Your instructions: Would you retype the listing word for word, skipping its pictures?

Data extracts:
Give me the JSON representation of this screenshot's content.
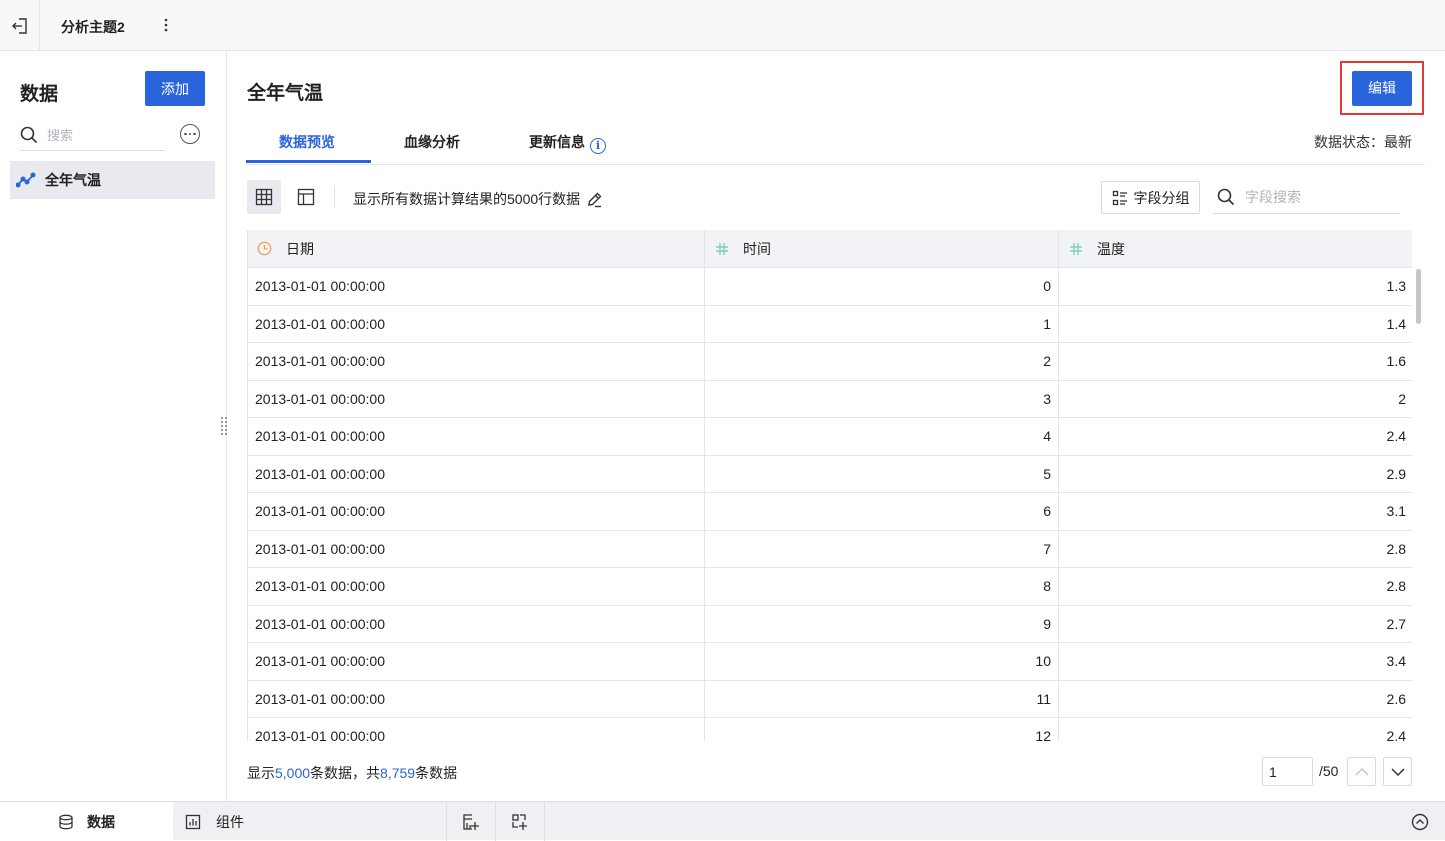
{
  "topbar": {
    "title": "分析主题2"
  },
  "sidebar": {
    "title": "数据",
    "add_label": "添加",
    "search_placeholder": "搜索",
    "items": [
      {
        "label": "全年气温"
      }
    ]
  },
  "main": {
    "title": "全年气温",
    "edit_label": "编辑",
    "tabs": [
      {
        "label": "数据预览"
      },
      {
        "label": "血缘分析"
      },
      {
        "label": "更新信息"
      }
    ],
    "status": "数据状态：最新",
    "toolbar": {
      "info_text": "显示所有数据计算结果的5000行数据",
      "group_label": "字段分组",
      "field_search_placeholder": "字段搜索"
    },
    "table": {
      "columns": [
        "日期",
        "时间",
        "温度"
      ],
      "rows": [
        [
          "2013-01-01 00:00:00",
          "0",
          "1.3"
        ],
        [
          "2013-01-01 00:00:00",
          "1",
          "1.4"
        ],
        [
          "2013-01-01 00:00:00",
          "2",
          "1.6"
        ],
        [
          "2013-01-01 00:00:00",
          "3",
          "2"
        ],
        [
          "2013-01-01 00:00:00",
          "4",
          "2.4"
        ],
        [
          "2013-01-01 00:00:00",
          "5",
          "2.9"
        ],
        [
          "2013-01-01 00:00:00",
          "6",
          "3.1"
        ],
        [
          "2013-01-01 00:00:00",
          "7",
          "2.8"
        ],
        [
          "2013-01-01 00:00:00",
          "8",
          "2.8"
        ],
        [
          "2013-01-01 00:00:00",
          "9",
          "2.7"
        ],
        [
          "2013-01-01 00:00:00",
          "10",
          "3.4"
        ],
        [
          "2013-01-01 00:00:00",
          "11",
          "2.6"
        ],
        [
          "2013-01-01 00:00:00",
          "12",
          "2.4"
        ]
      ]
    },
    "footer": {
      "prefix": "显示",
      "shown": "5,000",
      "mid": "条数据，共",
      "total": "8,759",
      "suffix": "条数据",
      "page": "1",
      "page_total": "/50"
    }
  },
  "bottombar": {
    "tabs": [
      {
        "label": "数据"
      },
      {
        "label": "组件"
      }
    ]
  },
  "colors": {
    "accent": "#2a64dc",
    "highlight_border": "#e53935",
    "date_icon": "#f0a35b",
    "number_icon": "#7fcfc0"
  }
}
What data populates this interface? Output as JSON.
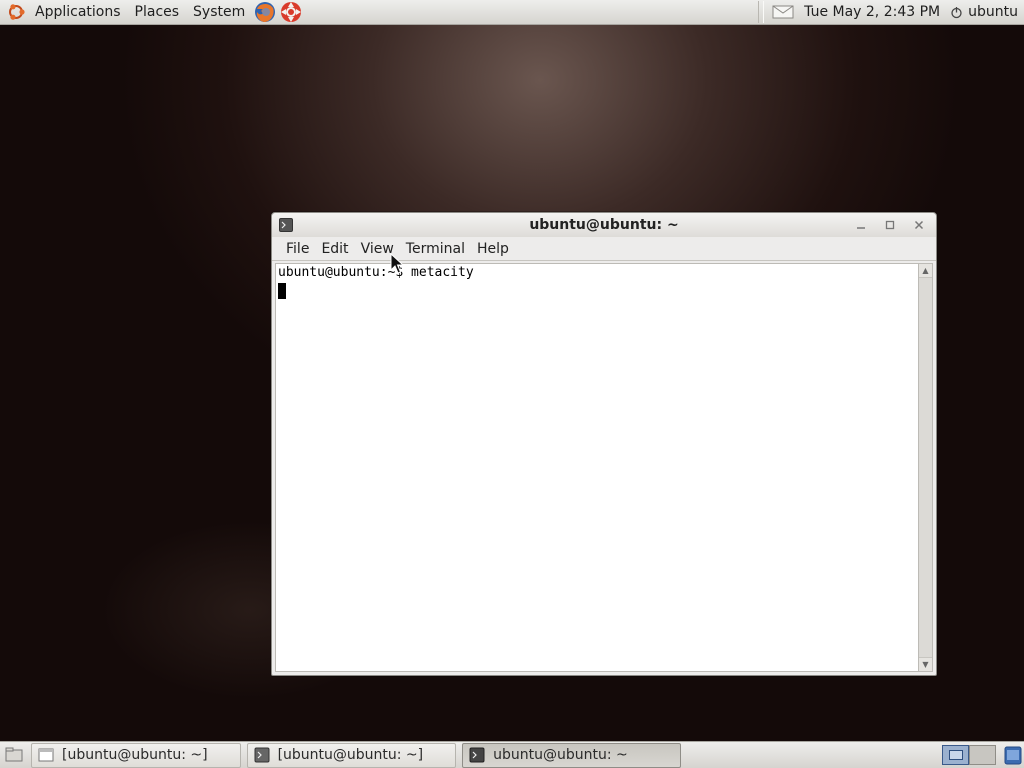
{
  "top_panel": {
    "menus": [
      "Applications",
      "Places",
      "System"
    ],
    "clock": "Tue May  2,  2:43 PM",
    "user": "ubuntu"
  },
  "window": {
    "title": "ubuntu@ubuntu: ~",
    "menu": [
      "File",
      "Edit",
      "View",
      "Terminal",
      "Help"
    ],
    "terminal": {
      "lines": [
        "ubuntu@ubuntu:~$ metacity"
      ]
    }
  },
  "taskbar": {
    "tasks": [
      {
        "label": "[ubuntu@ubuntu: ~]",
        "active": false
      },
      {
        "label": "[ubuntu@ubuntu: ~]",
        "active": false
      },
      {
        "label": "ubuntu@ubuntu: ~",
        "active": true
      }
    ]
  },
  "colors": {
    "desktop": "#2b1a17",
    "panel": "#e2e0dc",
    "active_workspace": "#9bb1cf"
  }
}
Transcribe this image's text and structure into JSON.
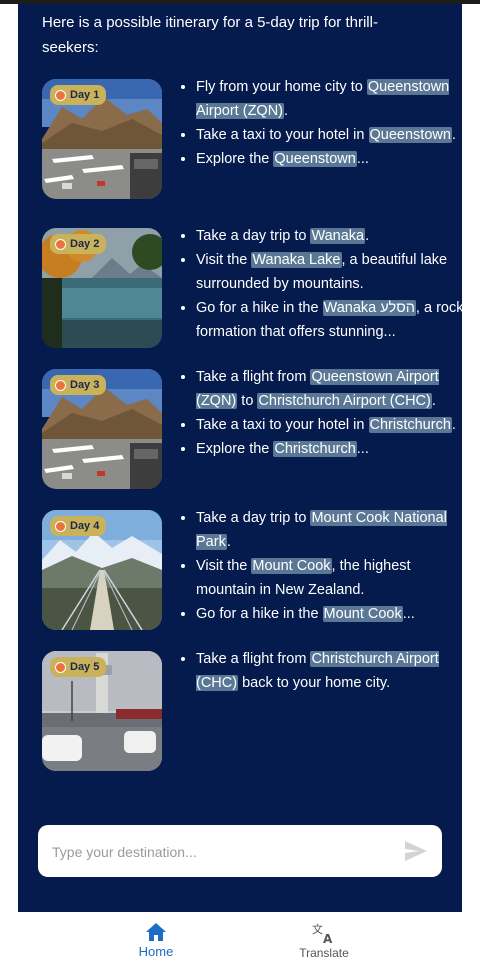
{
  "intro": "Here is a possible itinerary for a 5-day trip for thrill-seekers:",
  "days": [
    {
      "badge": "Day 1",
      "image": "queenstown-airport-photo",
      "bullets": [
        [
          "Fly from your home city to ",
          {
            "hl": "Queenstown Airport (ZQN)"
          },
          "."
        ],
        [
          "Take a taxi to your hotel in ",
          {
            "hl": "Queenstown"
          },
          "."
        ],
        [
          "Explore the ",
          {
            "hl": "Queenstown"
          },
          "..."
        ]
      ]
    },
    {
      "badge": "Day 2",
      "image": "wanaka-lake-photo",
      "bullets": [
        [
          "Take a day trip to ",
          {
            "hl": "Wanaka"
          },
          "."
        ],
        [
          "Visit the ",
          {
            "hl": "Wanaka Lake"
          },
          ", a beautiful lake surrounded by mountains."
        ],
        [
          "Go for a hike in the ",
          {
            "hl": "Wanaka הסלע"
          },
          ", a rock formation that offers stunning..."
        ]
      ]
    },
    {
      "badge": "Day 3",
      "image": "queenstown-airport-photo",
      "bullets": [
        [
          "Take a flight from ",
          {
            "hl": "Queenstown Airport (ZQN)"
          },
          " to ",
          {
            "hl": "Christchurch Airport (CHC)"
          },
          "."
        ],
        [
          "Take a taxi to your hotel in ",
          {
            "hl": "Christchurch"
          },
          "."
        ],
        [
          "Explore the ",
          {
            "hl": "Christchurch"
          },
          "..."
        ]
      ]
    },
    {
      "badge": "Day 4",
      "image": "mount-cook-bridge-photo",
      "bullets": [
        [
          "Take a day trip to ",
          {
            "hl": "Mount Cook National Park"
          },
          "."
        ],
        [
          "Visit the ",
          {
            "hl": "Mount Cook"
          },
          ", the highest mountain in New Zealand."
        ],
        [
          "Go for a hike in the ",
          {
            "hl": "Mount Cook"
          },
          "..."
        ]
      ]
    },
    {
      "badge": "Day 5",
      "image": "christchurch-airport-photo",
      "bullets": [
        [
          "Take a flight from ",
          {
            "hl": "Christchurch Airport (CHC)"
          },
          " back to your home city."
        ]
      ]
    }
  ],
  "input": {
    "placeholder": "Type your destination..."
  },
  "nav": {
    "home": "Home",
    "translate": "Translate"
  },
  "colors": {
    "panel": "#051a4d",
    "highlight": "#5a7896",
    "badge": "#c9b25a",
    "accent": "#1a6fc4"
  }
}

Response box:
Give me the JSON representation of this screenshot's content.
{
  "topbar": {
    "title": "分析主题2"
  },
  "sidebar": {
    "title": "数据",
    "add_label": "添加",
    "search_placeholder": "搜索",
    "items": [
      {
        "label": "全年气温"
      }
    ]
  },
  "main": {
    "title": "全年气温",
    "edit_label": "编辑",
    "tabs": [
      {
        "label": "数据预览"
      },
      {
        "label": "血缘分析"
      },
      {
        "label": "更新信息"
      }
    ],
    "status": "数据状态：最新",
    "toolbar": {
      "info_text": "显示所有数据计算结果的5000行数据",
      "group_label": "字段分组",
      "field_search_placeholder": "字段搜索"
    },
    "table": {
      "columns": [
        "日期",
        "时间",
        "温度"
      ],
      "rows": [
        [
          "2013-01-01 00:00:00",
          "0",
          "1.3"
        ],
        [
          "2013-01-01 00:00:00",
          "1",
          "1.4"
        ],
        [
          "2013-01-01 00:00:00",
          "2",
          "1.6"
        ],
        [
          "2013-01-01 00:00:00",
          "3",
          "2"
        ],
        [
          "2013-01-01 00:00:00",
          "4",
          "2.4"
        ],
        [
          "2013-01-01 00:00:00",
          "5",
          "2.9"
        ],
        [
          "2013-01-01 00:00:00",
          "6",
          "3.1"
        ],
        [
          "2013-01-01 00:00:00",
          "7",
          "2.8"
        ],
        [
          "2013-01-01 00:00:00",
          "8",
          "2.8"
        ],
        [
          "2013-01-01 00:00:00",
          "9",
          "2.7"
        ],
        [
          "2013-01-01 00:00:00",
          "10",
          "3.4"
        ],
        [
          "2013-01-01 00:00:00",
          "11",
          "2.6"
        ],
        [
          "2013-01-01 00:00:00",
          "12",
          "2.4"
        ]
      ]
    },
    "footer": {
      "prefix": "显示",
      "shown": "5,000",
      "mid": "条数据，共",
      "total": "8,759",
      "suffix": "条数据",
      "page": "1",
      "page_total": "/50"
    }
  },
  "bottombar": {
    "tabs": [
      {
        "label": "数据"
      },
      {
        "label": "组件"
      }
    ]
  },
  "colors": {
    "accent": "#2a64dc",
    "highlight_border": "#e53935",
    "date_icon": "#f0a35b",
    "number_icon": "#7fcfc0"
  }
}
What data populates this interface? Output as JSON.
{
  "top_panel": {
    "menus": [
      "Applications",
      "Places",
      "System"
    ],
    "clock": "Tue May  2,  2:43 PM",
    "user": "ubuntu"
  },
  "window": {
    "title": "ubuntu@ubuntu: ~",
    "menu": [
      "File",
      "Edit",
      "View",
      "Terminal",
      "Help"
    ],
    "terminal": {
      "lines": [
        "ubuntu@ubuntu:~$ metacity"
      ]
    }
  },
  "taskbar": {
    "tasks": [
      {
        "label": "[ubuntu@ubuntu: ~]",
        "active": false
      },
      {
        "label": "[ubuntu@ubuntu: ~]",
        "active": false
      },
      {
        "label": "ubuntu@ubuntu: ~",
        "active": true
      }
    ]
  },
  "colors": {
    "desktop": "#2b1a17",
    "panel": "#e2e0dc",
    "active_workspace": "#9bb1cf"
  }
}
Transcribe this image's text and structure into JSON.
{
  "intro": "Here is a possible itinerary for a 5-day trip for thrill-seekers:",
  "days": [
    {
      "badge": "Day 1",
      "image": "queenstown-airport-photo",
      "bullets": [
        [
          "Fly from your home city to ",
          {
            "hl": "Queenstown Airport (ZQN)"
          },
          "."
        ],
        [
          "Take a taxi to your hotel in ",
          {
            "hl": "Queenstown"
          },
          "."
        ],
        [
          "Explore the ",
          {
            "hl": "Queenstown"
          },
          "..."
        ]
      ]
    },
    {
      "badge": "Day 2",
      "image": "wanaka-lake-photo",
      "bullets": [
        [
          "Take a day trip to ",
          {
            "hl": "Wanaka"
          },
          "."
        ],
        [
          "Visit the ",
          {
            "hl": "Wanaka Lake"
          },
          ", a beautiful lake surrounded by mountains."
        ],
        [
          "Go for a hike in the ",
          {
            "hl": "Wanaka הסלע"
          },
          ", a rock formation that offers stunning..."
        ]
      ]
    },
    {
      "badge": "Day 3",
      "image": "queenstown-airport-photo",
      "bullets": [
        [
          "Take a flight from ",
          {
            "hl": "Queenstown Airport (ZQN)"
          },
          " to ",
          {
            "hl": "Christchurch Airport (CHC)"
          },
          "."
        ],
        [
          "Take a taxi to your hotel in ",
          {
            "hl": "Christchurch"
          },
          "."
        ],
        [
          "Explore the ",
          {
            "hl": "Christchurch"
          },
          "..."
        ]
      ]
    },
    {
      "badge": "Day 4",
      "image": "mount-cook-bridge-photo",
      "bullets": [
        [
          "Take a day trip to ",
          {
            "hl": "Mount Cook National Park"
          },
          "."
        ],
        [
          "Visit the ",
          {
            "hl": "Mount Cook"
          },
          ", the highest mountain in New Zealand."
        ],
        [
          "Go for a hike in the ",
          {
            "hl": "Mount Cook"
          },
          "..."
        ]
      ]
    },
    {
      "badge": "Day 5",
      "image": "christchurch-airport-photo",
      "bullets": [
        [
          "Take a flight from ",
          {
            "hl": "Christchurch Airport (CHC)"
          },
          " back to your home city."
        ]
      ]
    }
  ],
  "input": {
    "placeholder": "Type your destination..."
  },
  "nav": {
    "home": "Home",
    "translate": "Translate"
  },
  "colors": {
    "panel": "#051a4d",
    "highlight": "#5a7896",
    "badge": "#c9b25a",
    "accent": "#1a6fc4"
  }
}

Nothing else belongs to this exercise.